Volume 4 Supplement 1
- AJ Potterton1
© BioMed Central 2002
Published: 1 July 2002
Implants are used for breast augmentation and for reconstruction following surgery. Magnetic resonance imaging (MRI) is the modality of choice for evaluating such breasts with a higher sensitivity and specificity than mammography or ultrasound for detecting implant rupture and an ability to assess adjacent tissues.
Evaluation is tailored to the clinical setting. Sequences are chosen to differentiate fat, fluid and silicone. Where there is suspicion of malignancy, dynamic contrast enhanced sequences are included.
Indications for imaging include suspected rupture, fluid collections, implant migration or a palpable mass. Implant rupture may be intracapsular or extracapsular. MRI is the most reliable modality for identifying and characterising rupture (sensitivity 95%, specificity 93%). The 'linguine' sign due to the collapsed implant shell has the highest sensitivity. Where there is extracapsular silicone, MRI can document the extent of migration. Examples of normal and abnormal implants will be demonstrated.

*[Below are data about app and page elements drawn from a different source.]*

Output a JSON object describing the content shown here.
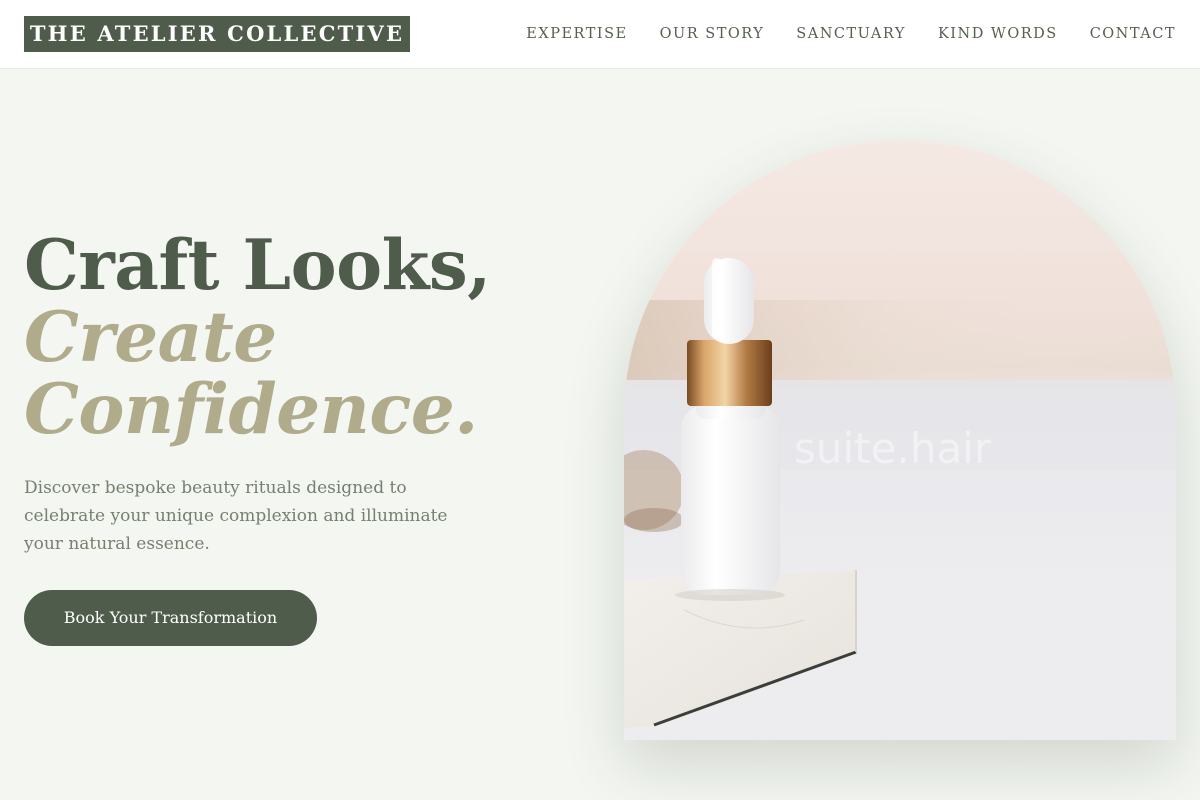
{
  "brand": {
    "name": "THE ATELIER COLLECTIVE"
  },
  "nav": {
    "items": [
      {
        "label": "EXPERTISE"
      },
      {
        "label": "OUR STORY"
      },
      {
        "label": "SANCTUARY"
      },
      {
        "label": "KIND WORDS"
      },
      {
        "label": "CONTACT"
      }
    ]
  },
  "hero": {
    "headline_line1": "Craft Looks,",
    "headline_line2": "Create",
    "headline_line3": "Confidence.",
    "description": "Discover bespoke beauty rituals designed to celebrate your unique complexion and illuminate your natural essence.",
    "cta_label": "Book Your Transformation",
    "image_watermark": "suite.hair",
    "image_subject": "white-dropper-bottle-on-marble-tray"
  },
  "colors": {
    "brand_green": "#4f5b4b",
    "accent_taupe": "#b0ab8b",
    "background": "#f3f6f1",
    "body_text": "#76806f"
  }
}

There is no evidence that implants result in an increased risk of breast cancer nor of any adverse effect on stage at presentation. Similarly there is no evidence that breast reconstruction delays diagnosis of local recurrence. Contrast enhanced MRI may be the most accurate method for detecting recurrence but there have been no studies to evaluate routine MRI surveillance.